at 05:50 AM
Let's try to avoid xenophobia and racism with this dangerous question here. I would like to start by saying that all humans have a naturally tribal history and you just have to go back farther with some populations to see their Paleo roots. That being said if you look at documentaries of currently existing wild human populations you will see that they all exhibit a similar body type or at least there is far less variation than seen in the city. This is largely due to their level of physical activity and diet. This is the meaning of "paleo" to me.
Dogs are selectively bred for certain qualities. This has led to rampant inbreeding and genetic disease not found in native wolf populations. Most dogs may look radically different than wolves but they are still genetically and sexually compatible. They are not really a subgroup.

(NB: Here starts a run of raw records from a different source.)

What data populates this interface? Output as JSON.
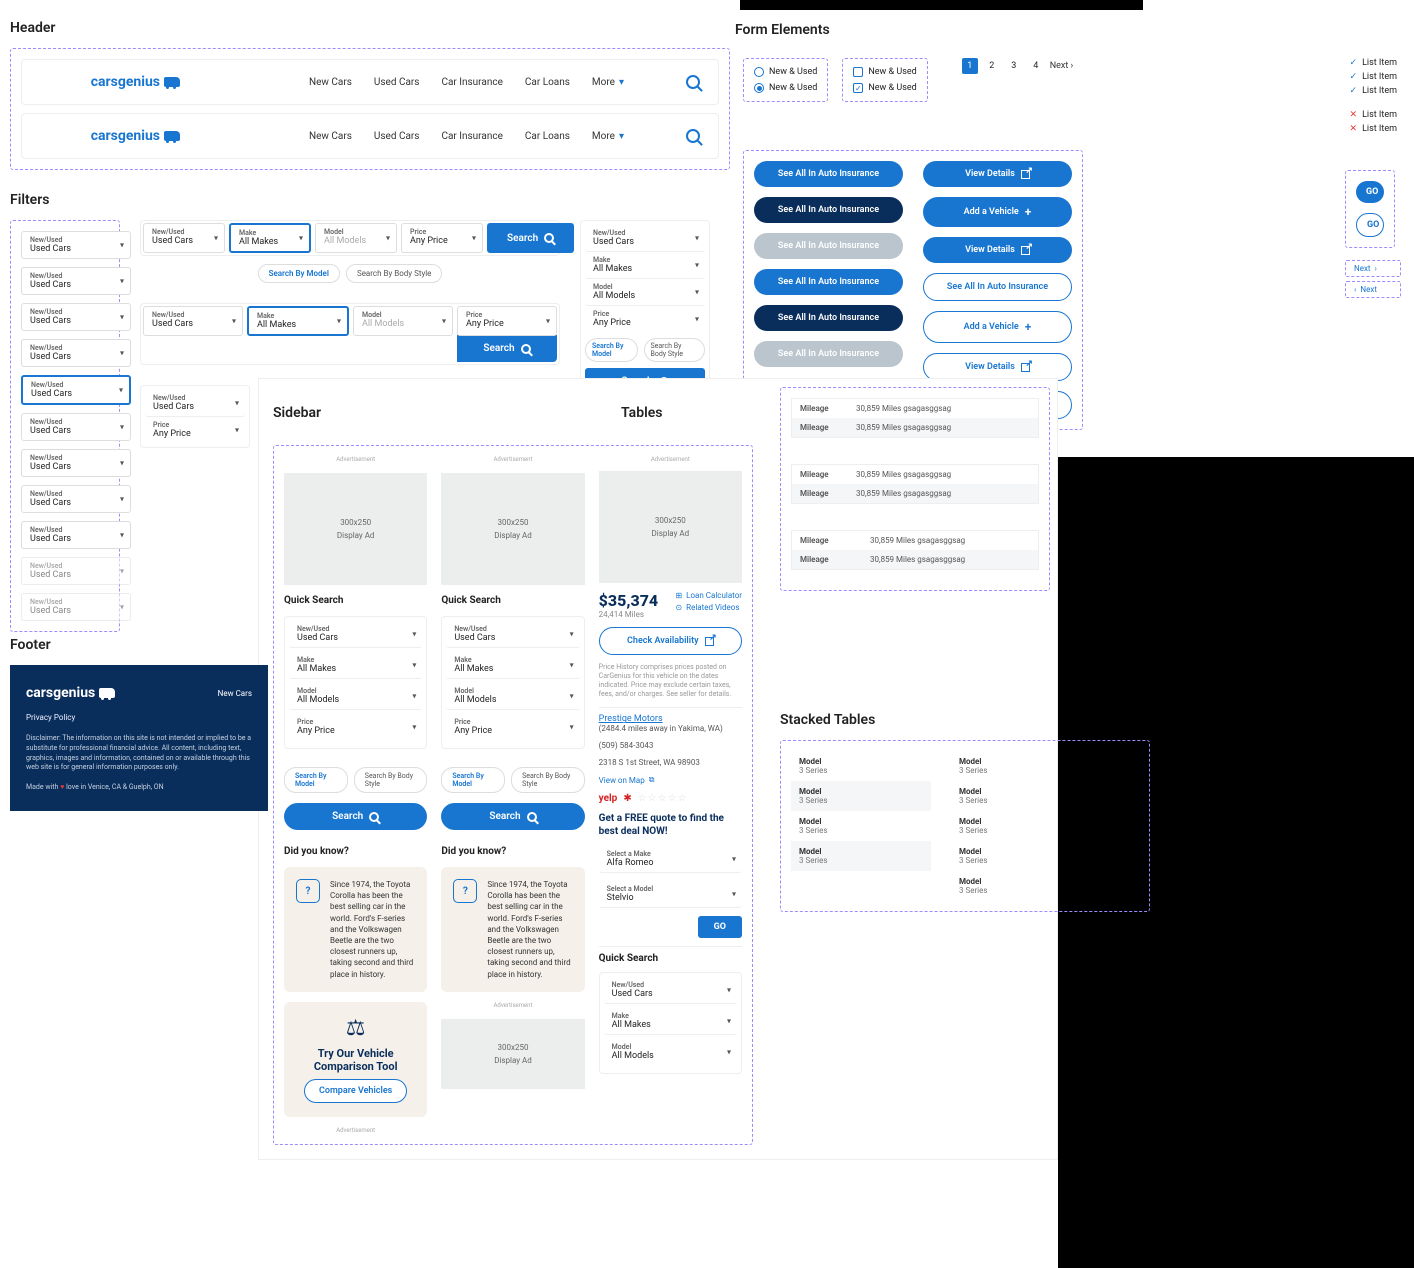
{
  "sections": {
    "header": "Header",
    "filters": "Filters",
    "footer": "Footer",
    "form_elements": "Form Elements",
    "sidebar": "Sidebar",
    "tables": "Tables",
    "stacked_tables": "Stacked Tables"
  },
  "brand": "carsgenius",
  "nav": {
    "new_cars": "New Cars",
    "used_cars": "Used Cars",
    "car_insurance": "Car Insurance",
    "car_loans": "Car Loans",
    "more": "More"
  },
  "filter_labels": {
    "new_used": "New/Used",
    "make": "Make",
    "model": "Model",
    "price": "Price"
  },
  "filter_values": {
    "used_cars": "Used Cars",
    "all_makes": "All Makes",
    "all_models": "All Models",
    "any_price": "Any Price"
  },
  "search": "Search",
  "chips": {
    "by_model": "Search By Model",
    "by_body": "Search By Body Style"
  },
  "form": {
    "new_used": "New & Used",
    "pages": [
      "1",
      "2",
      "3",
      "4"
    ],
    "next": "Next",
    "list_item": "List Item",
    "see_all": "See All In Auto Insurance",
    "view_details": "View Details",
    "add_vehicle": "Add a Vehicle",
    "go": "GO"
  },
  "sidebar": {
    "advertisement": "Advertisement",
    "ad_size": "300x250",
    "ad_label": "Display Ad",
    "quick_search": "Quick Search",
    "dyk": "Did you know?",
    "fact": "Since 1974, the Toyota Corolla has been the best selling car in the world. Ford's F-series and the Volkswagen Beetle are the two closest runners up, taking second and third place in history.",
    "tool_title": "Try Our Vehicle Comparison Tool",
    "compare": "Compare Vehicles"
  },
  "detail": {
    "price": "$35,374",
    "miles": "24,414 Miles",
    "loan_calc": "Loan Calculator",
    "related": "Related Videos",
    "check_avail": "Check Availability",
    "disclaimer": "Price History comprises prices posted on CarGenius for this vehicle on the dates indicated. Price may exclude certain taxes, fees, and/or charges. See seller for details.",
    "dealer": "Prestige Motors",
    "distance": "(2484.4 miles away in Yakima, WA)",
    "phone": "(509) 584-3043",
    "address": "2318 S 1st Street, WA 98903",
    "view_map": "View on Map",
    "yelp": "yelp",
    "quote": "Get a FREE quote to find the best deal NOW!",
    "select_make": "Select a Make",
    "alfa": "Alfa Romeo",
    "select_model": "Select a Model",
    "stelvio": "Stelvio",
    "go": "GO"
  },
  "tables": {
    "mileage": "Mileage",
    "value": "30,859 Miles gsagasggsag"
  },
  "stacked": {
    "model": "Model",
    "series": "3 Series"
  },
  "footer": {
    "new_cars": "New Cars",
    "privacy": "Privacy Policy",
    "disclaimer": "Disclaimer: The information on this site is not intended or implied to be a substitute for professional financial advice. All content, including text, graphics, images and information, contained on or available through this web site is for general information purposes only.",
    "made1": "Made with",
    "made2": "love in Venice, CA & Guelph, ON"
  }
}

So to answer your question: any group of humans that have been isolated enough to develop radical traits due to inbreeding could be compared to dogs. I would advise against making this comparison as it is surely insulting. The first group of people that comes to mind is British royalty. They did perform selective breeding with their children the same way they did with their dogs. Being limited to marrying only other royalty did eventually limit their genetic diversity much like a purebred dog.